■ ENTRIES SHOWN:
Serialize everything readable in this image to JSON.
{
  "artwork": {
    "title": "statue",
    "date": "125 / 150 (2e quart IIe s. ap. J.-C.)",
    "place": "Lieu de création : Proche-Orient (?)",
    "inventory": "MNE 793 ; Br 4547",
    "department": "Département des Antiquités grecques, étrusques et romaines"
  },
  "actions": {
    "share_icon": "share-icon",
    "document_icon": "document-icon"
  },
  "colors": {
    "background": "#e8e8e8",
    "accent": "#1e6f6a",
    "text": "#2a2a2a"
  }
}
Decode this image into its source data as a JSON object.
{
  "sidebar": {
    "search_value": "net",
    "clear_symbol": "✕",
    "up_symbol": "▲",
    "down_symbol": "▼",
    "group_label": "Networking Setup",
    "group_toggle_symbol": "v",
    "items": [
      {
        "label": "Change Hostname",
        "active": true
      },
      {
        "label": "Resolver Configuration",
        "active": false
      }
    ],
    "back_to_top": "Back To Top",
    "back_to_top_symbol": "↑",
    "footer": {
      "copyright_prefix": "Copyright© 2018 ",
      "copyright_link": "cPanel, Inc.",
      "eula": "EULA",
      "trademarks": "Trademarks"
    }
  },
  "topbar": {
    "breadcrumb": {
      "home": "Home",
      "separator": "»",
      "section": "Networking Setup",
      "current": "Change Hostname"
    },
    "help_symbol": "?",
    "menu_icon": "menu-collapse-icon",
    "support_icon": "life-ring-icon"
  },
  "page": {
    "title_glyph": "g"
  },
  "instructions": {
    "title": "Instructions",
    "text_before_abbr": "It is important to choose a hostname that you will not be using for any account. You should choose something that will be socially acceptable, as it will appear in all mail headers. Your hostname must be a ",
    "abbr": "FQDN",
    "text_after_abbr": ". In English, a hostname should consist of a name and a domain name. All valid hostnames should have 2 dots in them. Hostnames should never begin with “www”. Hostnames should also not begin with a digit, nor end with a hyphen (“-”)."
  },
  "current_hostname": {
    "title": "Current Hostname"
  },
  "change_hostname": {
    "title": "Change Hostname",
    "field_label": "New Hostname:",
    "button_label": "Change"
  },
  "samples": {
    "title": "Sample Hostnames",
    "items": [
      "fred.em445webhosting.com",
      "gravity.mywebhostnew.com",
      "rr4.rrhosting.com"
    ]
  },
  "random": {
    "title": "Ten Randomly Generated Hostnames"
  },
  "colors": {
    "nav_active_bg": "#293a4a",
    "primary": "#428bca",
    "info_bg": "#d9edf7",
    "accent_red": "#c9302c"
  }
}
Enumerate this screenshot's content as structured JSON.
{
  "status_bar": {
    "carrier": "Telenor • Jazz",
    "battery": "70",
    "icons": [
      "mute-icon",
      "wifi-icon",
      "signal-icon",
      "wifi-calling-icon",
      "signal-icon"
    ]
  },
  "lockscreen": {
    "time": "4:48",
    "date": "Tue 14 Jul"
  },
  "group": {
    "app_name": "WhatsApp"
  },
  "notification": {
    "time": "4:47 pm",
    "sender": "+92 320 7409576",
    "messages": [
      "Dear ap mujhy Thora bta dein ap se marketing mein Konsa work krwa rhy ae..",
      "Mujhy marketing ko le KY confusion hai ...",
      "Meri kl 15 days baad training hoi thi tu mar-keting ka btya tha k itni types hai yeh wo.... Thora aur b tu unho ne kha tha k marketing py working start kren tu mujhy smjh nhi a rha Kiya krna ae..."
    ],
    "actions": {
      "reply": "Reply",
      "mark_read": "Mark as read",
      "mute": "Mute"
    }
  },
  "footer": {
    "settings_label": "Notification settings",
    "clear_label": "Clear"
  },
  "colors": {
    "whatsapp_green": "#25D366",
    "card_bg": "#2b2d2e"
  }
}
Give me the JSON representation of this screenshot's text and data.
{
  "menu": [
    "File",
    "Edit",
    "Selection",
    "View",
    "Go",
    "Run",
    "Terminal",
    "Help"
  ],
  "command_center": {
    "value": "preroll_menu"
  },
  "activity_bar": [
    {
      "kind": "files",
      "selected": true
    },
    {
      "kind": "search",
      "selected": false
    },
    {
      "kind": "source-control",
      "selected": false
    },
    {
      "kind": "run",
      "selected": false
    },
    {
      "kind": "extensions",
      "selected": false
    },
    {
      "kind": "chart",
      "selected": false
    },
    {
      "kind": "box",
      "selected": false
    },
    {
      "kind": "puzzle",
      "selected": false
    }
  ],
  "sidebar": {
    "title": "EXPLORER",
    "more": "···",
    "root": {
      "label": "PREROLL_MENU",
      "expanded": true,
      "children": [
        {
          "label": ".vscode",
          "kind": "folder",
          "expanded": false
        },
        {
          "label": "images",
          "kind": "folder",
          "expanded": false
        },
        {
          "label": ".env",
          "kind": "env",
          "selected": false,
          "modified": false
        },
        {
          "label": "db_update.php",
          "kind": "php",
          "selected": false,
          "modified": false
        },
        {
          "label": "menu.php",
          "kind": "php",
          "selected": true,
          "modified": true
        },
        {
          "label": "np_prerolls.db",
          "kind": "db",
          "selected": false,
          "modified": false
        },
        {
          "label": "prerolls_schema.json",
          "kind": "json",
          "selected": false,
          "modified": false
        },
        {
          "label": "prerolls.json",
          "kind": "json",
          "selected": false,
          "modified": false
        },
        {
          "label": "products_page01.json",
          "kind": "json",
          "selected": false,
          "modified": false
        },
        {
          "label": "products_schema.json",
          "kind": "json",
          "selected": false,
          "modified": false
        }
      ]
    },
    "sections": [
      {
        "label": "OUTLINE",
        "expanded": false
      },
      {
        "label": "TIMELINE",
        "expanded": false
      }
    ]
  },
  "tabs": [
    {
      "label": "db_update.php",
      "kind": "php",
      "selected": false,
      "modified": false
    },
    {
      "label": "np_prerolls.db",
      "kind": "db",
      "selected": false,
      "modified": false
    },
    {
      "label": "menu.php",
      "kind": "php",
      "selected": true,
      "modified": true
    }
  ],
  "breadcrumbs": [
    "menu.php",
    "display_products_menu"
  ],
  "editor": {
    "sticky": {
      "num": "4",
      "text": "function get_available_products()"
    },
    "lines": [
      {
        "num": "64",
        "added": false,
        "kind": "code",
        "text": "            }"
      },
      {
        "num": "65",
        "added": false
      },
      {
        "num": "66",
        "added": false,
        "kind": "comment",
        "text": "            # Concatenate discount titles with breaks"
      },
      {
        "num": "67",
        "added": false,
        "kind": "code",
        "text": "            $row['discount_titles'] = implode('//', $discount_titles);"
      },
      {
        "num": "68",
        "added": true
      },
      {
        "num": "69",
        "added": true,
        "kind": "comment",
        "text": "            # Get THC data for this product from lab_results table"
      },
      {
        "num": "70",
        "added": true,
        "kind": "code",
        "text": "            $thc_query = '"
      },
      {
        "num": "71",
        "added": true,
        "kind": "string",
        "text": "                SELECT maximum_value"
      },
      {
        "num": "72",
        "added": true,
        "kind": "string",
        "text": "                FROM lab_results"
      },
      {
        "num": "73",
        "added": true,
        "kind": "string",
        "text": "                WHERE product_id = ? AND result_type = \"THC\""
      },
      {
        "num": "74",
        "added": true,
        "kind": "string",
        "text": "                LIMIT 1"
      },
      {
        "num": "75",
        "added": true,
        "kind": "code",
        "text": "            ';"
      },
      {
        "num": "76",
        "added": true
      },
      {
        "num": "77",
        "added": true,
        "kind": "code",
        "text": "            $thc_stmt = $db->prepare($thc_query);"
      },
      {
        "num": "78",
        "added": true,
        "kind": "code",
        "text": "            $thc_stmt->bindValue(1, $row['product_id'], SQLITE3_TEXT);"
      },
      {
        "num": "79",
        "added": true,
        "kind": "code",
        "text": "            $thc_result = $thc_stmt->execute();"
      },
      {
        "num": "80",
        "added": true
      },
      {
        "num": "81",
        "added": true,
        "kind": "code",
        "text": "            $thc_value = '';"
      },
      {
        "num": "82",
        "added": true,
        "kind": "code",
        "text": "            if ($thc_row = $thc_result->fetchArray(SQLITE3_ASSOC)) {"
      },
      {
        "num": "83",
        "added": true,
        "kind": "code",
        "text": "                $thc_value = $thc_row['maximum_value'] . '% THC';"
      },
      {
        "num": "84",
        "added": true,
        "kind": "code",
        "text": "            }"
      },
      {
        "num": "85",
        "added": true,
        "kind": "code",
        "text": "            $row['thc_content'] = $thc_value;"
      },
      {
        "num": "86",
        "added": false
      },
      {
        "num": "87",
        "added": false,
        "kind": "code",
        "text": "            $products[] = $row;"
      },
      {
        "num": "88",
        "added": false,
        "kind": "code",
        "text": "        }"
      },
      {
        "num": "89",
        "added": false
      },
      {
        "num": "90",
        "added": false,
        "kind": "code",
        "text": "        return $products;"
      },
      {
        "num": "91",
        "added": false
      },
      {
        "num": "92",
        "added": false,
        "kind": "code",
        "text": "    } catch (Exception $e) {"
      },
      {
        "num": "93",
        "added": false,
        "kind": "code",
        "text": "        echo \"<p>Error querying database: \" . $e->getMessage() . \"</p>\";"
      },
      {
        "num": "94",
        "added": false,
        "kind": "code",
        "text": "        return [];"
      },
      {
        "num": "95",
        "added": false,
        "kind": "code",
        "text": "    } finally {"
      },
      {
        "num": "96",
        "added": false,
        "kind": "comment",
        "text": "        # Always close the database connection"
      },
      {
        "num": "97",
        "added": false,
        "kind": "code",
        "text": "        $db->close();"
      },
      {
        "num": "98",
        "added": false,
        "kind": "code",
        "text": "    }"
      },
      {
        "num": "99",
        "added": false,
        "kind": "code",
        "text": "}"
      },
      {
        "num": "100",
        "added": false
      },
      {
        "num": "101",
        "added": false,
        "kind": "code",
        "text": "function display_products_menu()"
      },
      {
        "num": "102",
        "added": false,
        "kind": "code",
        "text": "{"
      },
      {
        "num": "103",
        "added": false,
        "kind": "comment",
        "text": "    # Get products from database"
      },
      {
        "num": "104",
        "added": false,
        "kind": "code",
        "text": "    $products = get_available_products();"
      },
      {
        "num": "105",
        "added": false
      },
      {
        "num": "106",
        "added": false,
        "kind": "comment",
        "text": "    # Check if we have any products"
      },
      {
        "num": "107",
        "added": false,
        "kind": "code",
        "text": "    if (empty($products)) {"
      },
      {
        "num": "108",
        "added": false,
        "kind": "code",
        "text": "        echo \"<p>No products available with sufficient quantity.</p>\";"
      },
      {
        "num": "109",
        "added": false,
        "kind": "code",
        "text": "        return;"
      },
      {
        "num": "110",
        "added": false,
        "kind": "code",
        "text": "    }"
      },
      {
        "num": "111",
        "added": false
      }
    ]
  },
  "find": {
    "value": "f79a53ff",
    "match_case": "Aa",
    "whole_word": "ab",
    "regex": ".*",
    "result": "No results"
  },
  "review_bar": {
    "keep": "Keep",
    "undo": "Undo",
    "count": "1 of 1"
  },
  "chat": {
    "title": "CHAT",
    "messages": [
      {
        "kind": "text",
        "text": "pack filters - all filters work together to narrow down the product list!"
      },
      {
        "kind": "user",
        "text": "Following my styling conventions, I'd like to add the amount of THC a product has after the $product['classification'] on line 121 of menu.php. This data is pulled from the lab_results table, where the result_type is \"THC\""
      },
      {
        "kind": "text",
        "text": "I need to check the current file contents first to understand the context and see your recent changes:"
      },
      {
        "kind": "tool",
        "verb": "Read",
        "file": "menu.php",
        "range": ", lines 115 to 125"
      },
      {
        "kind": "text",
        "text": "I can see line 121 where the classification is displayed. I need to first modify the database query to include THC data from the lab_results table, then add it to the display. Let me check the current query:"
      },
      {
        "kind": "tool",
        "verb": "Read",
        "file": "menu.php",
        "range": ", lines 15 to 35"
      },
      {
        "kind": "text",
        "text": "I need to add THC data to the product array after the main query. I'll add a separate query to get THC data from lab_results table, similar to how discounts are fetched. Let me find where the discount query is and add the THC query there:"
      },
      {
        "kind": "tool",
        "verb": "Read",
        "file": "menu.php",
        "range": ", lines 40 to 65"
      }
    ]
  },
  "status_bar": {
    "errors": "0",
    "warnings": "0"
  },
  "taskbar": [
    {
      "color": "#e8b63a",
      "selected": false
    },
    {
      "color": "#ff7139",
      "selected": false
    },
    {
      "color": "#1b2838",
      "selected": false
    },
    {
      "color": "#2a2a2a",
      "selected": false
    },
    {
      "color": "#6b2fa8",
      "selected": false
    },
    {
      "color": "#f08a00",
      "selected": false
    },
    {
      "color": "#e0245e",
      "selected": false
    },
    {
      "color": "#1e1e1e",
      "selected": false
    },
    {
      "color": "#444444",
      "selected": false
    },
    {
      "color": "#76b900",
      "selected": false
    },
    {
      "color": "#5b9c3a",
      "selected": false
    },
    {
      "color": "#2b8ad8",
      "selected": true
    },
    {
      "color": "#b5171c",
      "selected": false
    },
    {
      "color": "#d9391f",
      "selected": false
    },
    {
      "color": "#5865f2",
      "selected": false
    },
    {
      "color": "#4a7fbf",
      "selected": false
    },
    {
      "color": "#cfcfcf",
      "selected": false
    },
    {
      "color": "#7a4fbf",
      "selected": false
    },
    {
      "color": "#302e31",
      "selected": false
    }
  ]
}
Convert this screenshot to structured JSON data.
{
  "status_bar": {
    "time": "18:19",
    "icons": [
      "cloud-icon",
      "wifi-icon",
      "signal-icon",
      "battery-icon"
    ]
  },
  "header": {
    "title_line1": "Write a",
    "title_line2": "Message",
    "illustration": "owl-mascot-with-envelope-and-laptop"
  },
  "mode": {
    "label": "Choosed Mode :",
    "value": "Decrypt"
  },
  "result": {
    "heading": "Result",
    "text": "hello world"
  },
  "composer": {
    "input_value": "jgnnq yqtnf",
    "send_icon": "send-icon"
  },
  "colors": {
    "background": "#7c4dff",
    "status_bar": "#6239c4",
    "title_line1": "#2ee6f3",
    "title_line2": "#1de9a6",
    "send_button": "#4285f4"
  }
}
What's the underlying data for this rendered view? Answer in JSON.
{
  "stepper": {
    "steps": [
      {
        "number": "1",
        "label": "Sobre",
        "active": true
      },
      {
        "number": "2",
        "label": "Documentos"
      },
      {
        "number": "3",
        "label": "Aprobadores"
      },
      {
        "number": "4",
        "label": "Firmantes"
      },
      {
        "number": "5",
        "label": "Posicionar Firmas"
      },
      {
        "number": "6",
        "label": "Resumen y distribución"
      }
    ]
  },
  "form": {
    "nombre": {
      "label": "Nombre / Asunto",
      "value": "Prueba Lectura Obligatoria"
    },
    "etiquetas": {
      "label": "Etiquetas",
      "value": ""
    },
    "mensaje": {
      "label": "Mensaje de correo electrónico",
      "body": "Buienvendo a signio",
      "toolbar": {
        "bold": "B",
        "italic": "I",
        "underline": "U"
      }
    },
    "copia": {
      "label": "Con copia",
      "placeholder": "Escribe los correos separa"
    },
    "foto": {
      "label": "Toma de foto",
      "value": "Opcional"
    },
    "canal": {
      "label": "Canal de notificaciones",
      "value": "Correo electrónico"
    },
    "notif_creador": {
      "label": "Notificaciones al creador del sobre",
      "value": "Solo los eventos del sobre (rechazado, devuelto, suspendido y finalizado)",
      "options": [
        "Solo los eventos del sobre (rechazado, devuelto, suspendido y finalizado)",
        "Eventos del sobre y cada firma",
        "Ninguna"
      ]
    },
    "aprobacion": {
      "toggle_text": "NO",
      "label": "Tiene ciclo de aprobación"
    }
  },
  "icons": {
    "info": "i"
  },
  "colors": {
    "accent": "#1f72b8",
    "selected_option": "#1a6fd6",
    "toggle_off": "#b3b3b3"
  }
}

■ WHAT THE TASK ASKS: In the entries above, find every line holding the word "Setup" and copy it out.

■ WRITTEN SOLUTION:
    "group_label": "Networking Setup",
      "section": "Networking Setup",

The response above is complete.